“Since word got out about our award-winning oil, I don’t even have time to look at all the messages,” Pfeiffer said. “They arrive from Europe and America. From everywhere.” Numerous inquiries also come to the editorial office of Olive Oil Times.
“I can tell you that Olive Oil Times had more than 6,000 visitors from Germany in just a few minutes that the show was on the air, and we received many e‑mails asking where to buy the oil,” an Olive Oil Times spokesperson said.
The show, which premiered on the German public television WDR on July 23, achieved a record viewership – 91,931 views. On YourTube, the video has received 138,000 views.
“I dedicated the award to my beloved wife Magdalena, who is most responsible for our success,” Pfeiffer repeated in the show.
Unfortunately, his beloved Magdalena did not experience the success of the family brand MI Olive, which they created together.
After a brief illness, she died suddenly in a hospital in Zagreb, the capital of Croatia, on October 24, just when the harvest in the family olive grove was completed, and the fruits were processed the same day at the Arnerić Oil Company in the town of Supetar.
Before leaving for treatment in Zagreb, Magdalena told her family not to worry about her, to devote themselves to the harvest and ensure the olives were processed so that the oil was top quality, Pfeiffer recalled.
The harvest lasted four days. In addition to family members, Pfeiffer’s friends also helped and manually harvested 7.5 tons of fruit from 260 olive trees, from which 1,200 liters of extra virgin olive oil were obtained.
“In those days, we expected the return of Magdalena to celebrate a successful season together,” Pfeiffer said.
On the day he had decided to visit her, the worst possible news arrived from the hospital in Zagreb that Magdalena had passed away. After the surgery, she suffered a pulmonary embolism, which was fatal.
“Awful, awful, don’t ask me how I felt. I would prefer to have died together with her,” Pfeiffer said.
However, he knows that life must go on and finds salvation and comfort in work. If Magdalena were alive in the olive grove, they would have already built a traditional house with a tasting room and developed oleotourism.
Now, after the tragic event, all that has stopped. The shock is too great, but all those who know Pfeiffer believe that he and his inlaws will persevere. Magdalena’s brother, Stipe Boldović, also helps him with this. “He really supports me in all the work in the olive grove,” Pfeiffer said.
Boldović works from morning to night. From 6 a.m. to 2 p.m., as the head of the Bonaca restaurant in the Bluesun Holiday Village in Bol. And from 4 p.m. to 8 p.m. in the tasting room and shop in the olive grove.
Pfeiffer repeated to the ARD travel show what he previously told Olive Oil Times and said the quantity of oil he produces would be determined by nature.

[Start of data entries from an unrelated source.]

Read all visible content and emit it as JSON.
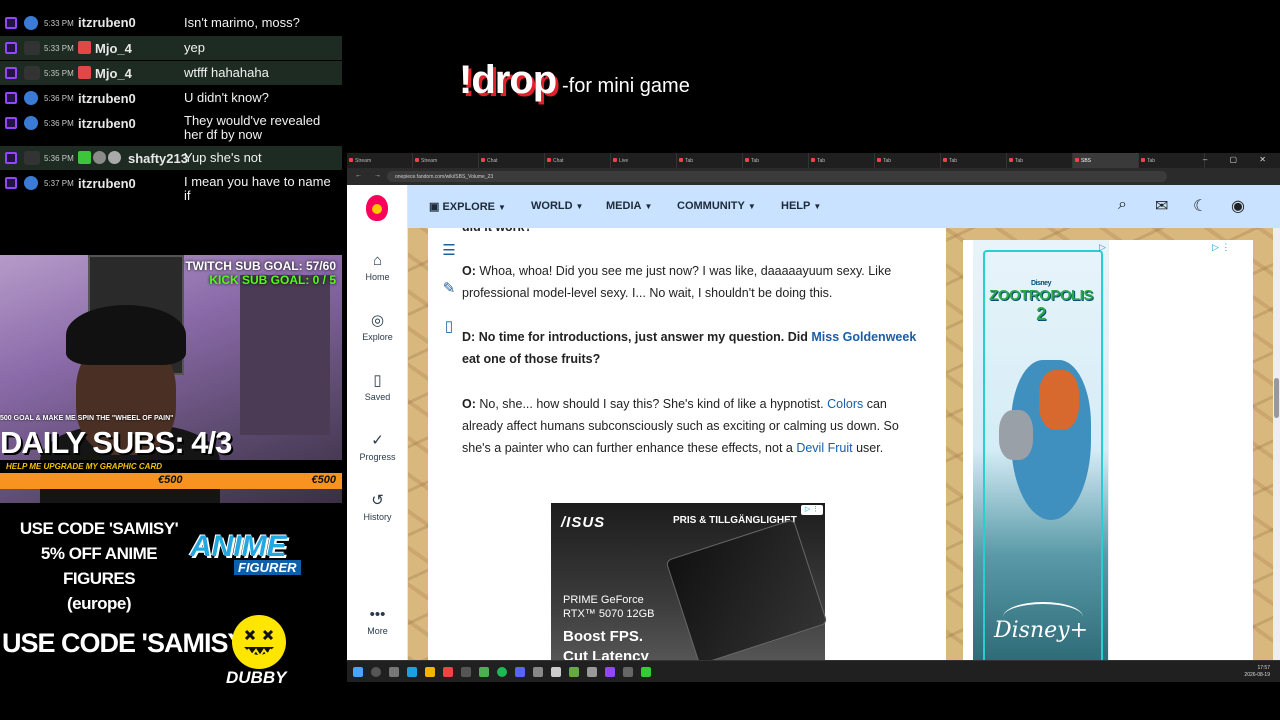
{
  "chat": {
    "messages": [
      {
        "time": "5:33 PM",
        "user": "itzruben0",
        "text": "Isn't marimo, moss?"
      },
      {
        "time": "5:33 PM",
        "user": "Mjo_4",
        "text": "yep"
      },
      {
        "time": "5:35 PM",
        "user": "Mjo_4",
        "text": "wtfff hahahaha"
      },
      {
        "time": "5:36 PM",
        "user": "itzruben0",
        "text": "U didn't know?"
      },
      {
        "time": "5:36 PM",
        "user": "itzruben0",
        "text": "They would've revealed her df by now"
      },
      {
        "time": "5:36 PM",
        "user": "shafty213",
        "text": "Yup she's not"
      },
      {
        "time": "5:37 PM",
        "user": "itzruben0",
        "text": "I mean you have to name if"
      }
    ]
  },
  "overlay": {
    "drop_command": "!drop",
    "drop_desc": "-for mini game",
    "twitch_goal": "TWITCH SUB GOAL: 57/60",
    "kick_goal": "KICK SUB GOAL: 0 / 5",
    "wheel_text": "500 GOAL & MAKE ME SPIN THE \"WHEEL OF PAIN\"",
    "daily_subs": "DAILY SUBS: 4/3",
    "upgrade_text": "HELP ME UPGRADE MY GRAPHIC CARD",
    "goal_value_1": "€500",
    "goal_value_2": "€500",
    "goal_progress": 1.0,
    "promo1_lines": [
      "USE CODE 'SAMISY'",
      "5% OFF ANIME FIGURES",
      "(europe)"
    ],
    "anime_logo": "ANIME",
    "anime_sub": "FIGURER",
    "promo2": "USE CODE 'SAMISY'",
    "dubby": "DUBBY"
  },
  "browser": {
    "url": "onepiece.fandom.com/wiki/SBS_Volume_23",
    "nav": {
      "explore": "EXPLORE",
      "world": "WORLD",
      "media": "MEDIA",
      "community": "COMMUNITY",
      "help": "HELP"
    },
    "left_nav": {
      "home": "Home",
      "explore": "Explore",
      "saved": "Saved",
      "progress": "Progress",
      "history": "History",
      "more": "More"
    },
    "article": {
      "cut_top": "did it work?",
      "p1_speaker": "O:",
      "p1_text": "Whoa, whoa! Did you see me just now? I was like, daaaaayuum sexy. Like professional model-level sexy. I... No wait, I shouldn't be doing this.",
      "p2_speaker": "D:",
      "p2_text_a": "No time for introductions, just answer my question. Did",
      "p2_link": "Miss Goldenweek",
      "p2_text_b": "eat one of those fruits?",
      "p3_speaker": "O:",
      "p3_text_a": "No, she... how should I say this? She's kind of like a hypnotist.",
      "p3_link1": "Colors",
      "p3_text_b": "can already affect humans subconsciously such as exciting or calming us down. So she's a painter who can further enhance these effects, not a",
      "p3_link2": "Devil Fruit",
      "p3_text_c": "user."
    },
    "ad_asus": {
      "brand": "/ISUS",
      "pris": "PRIS & TILLGÄNGLIGHET",
      "model_1": "PRIME GeForce",
      "model_2": "RTX™ 5070 12GB",
      "boost_1": "Boost FPS.",
      "boost_2": "Cut Latency"
    },
    "ad_zoo": {
      "small": "Disney",
      "title": "ZOOTROPOLIS",
      "number": "2",
      "brand": "Disney+"
    }
  },
  "taskbar": {
    "time": "17:57",
    "date": "2026-08-19"
  }
}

Despite the tragedy, he continues to live and work as if Magdalena is still physically with him, although he misses her immensely.
But he carries her in his soul; he dedicated the award won at this year’s NYIOOC to her. Next year, Pfeiffer said he will likely produce an oil that will bear Magdalena’s name.
He hopes to enter this oil to the NYIOOC and said winning would be his greatest satisfaction and confirmation that love lives forever.